The Zehut platform is comprehensive and ambitious. It is comprehensive in that it believes that with proper leadership there are a tremendous number of policy initiatives that we can undertake. It is ambitious in that it seeks and requires nothing less than leadership of the State of Israel.

Now the hard work begins. That of bringing our message to the Israeli electorate. Many voters are both politically cynical and creatures of habit. They cannot imagine a new party making significant gains on their first election. They will tell you without a shadow of a doubt that there is no chance of Zehut passing the electoral threshold. They are simply wrong, short-sighted and unimaginative. There are some people who it’s just not worth talking to. They are often the first to complain about any given situation, but ultimately the last to do anything to help.
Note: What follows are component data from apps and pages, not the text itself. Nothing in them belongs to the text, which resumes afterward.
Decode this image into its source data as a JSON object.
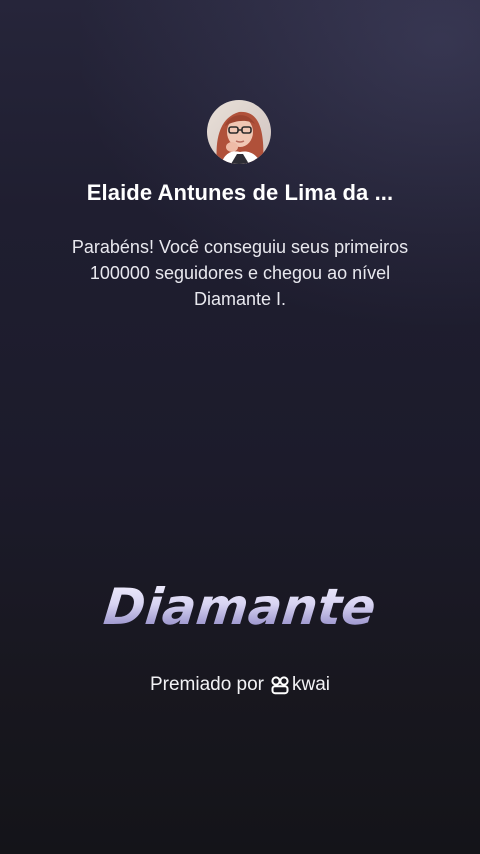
{
  "user": {
    "name": "Elaide Antunes de Lima da ...",
    "avatar": "profile-photo"
  },
  "message": "Parabéns! Você conseguiu seus primeiros 100000 seguidores e chegou ao nível Diamante I.",
  "level": {
    "title": "Diamante"
  },
  "awarded": {
    "prefix": "Premiado por",
    "brand": "kwai",
    "brand_icon": "kwai-logo-icon"
  },
  "colors": {
    "background_top": "#26253a",
    "background_bottom": "#141419",
    "level_gradient_light": "#f4f2ff",
    "level_gradient_dark": "#8c85c2"
  }
}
However, there is an entire country of Israelis that are seeking a new solution. They are thirsty for clear leadership, vision and direction. We need to show them we have within Zehut that leadership, that vision, that direction. Our job, the job of Zehut International members did not end with the primaries yesterday. Our job is just beginning.

Our job is to engage with every Israeli voter we can, even if you don’t currently live in Israel. Our job is to a shine a light on the mess that is the Israeli political situation and state loud and clear: “We can fix this!” We know how, we have a roadmap and we have the people.

I beg every one of us to become familiar with our platform. It is not something that can be easily reduced to slogans or pithy statements. There is depth, there is intelligence, there is nuance. Our political challenges will not be overcome by soundbites. They will be overcome by educating the public as to the solutions to the myriad issues we are facing.

Zehut, fixing Israel, realizing what Jewish identity means in a Jewish state, defining what we seek from a Jewish state, should be part of our daily discussions and dialogue.

I am humbled by the collective trust you have given me as your Zehut International representative. I thank you again for this trust, I take the task and mission seriously and I hope I will live up to your expectations.

As always, I am available for all discussions and inquiries on this important subject.

Sincerely,

Ben-Tzion Spitz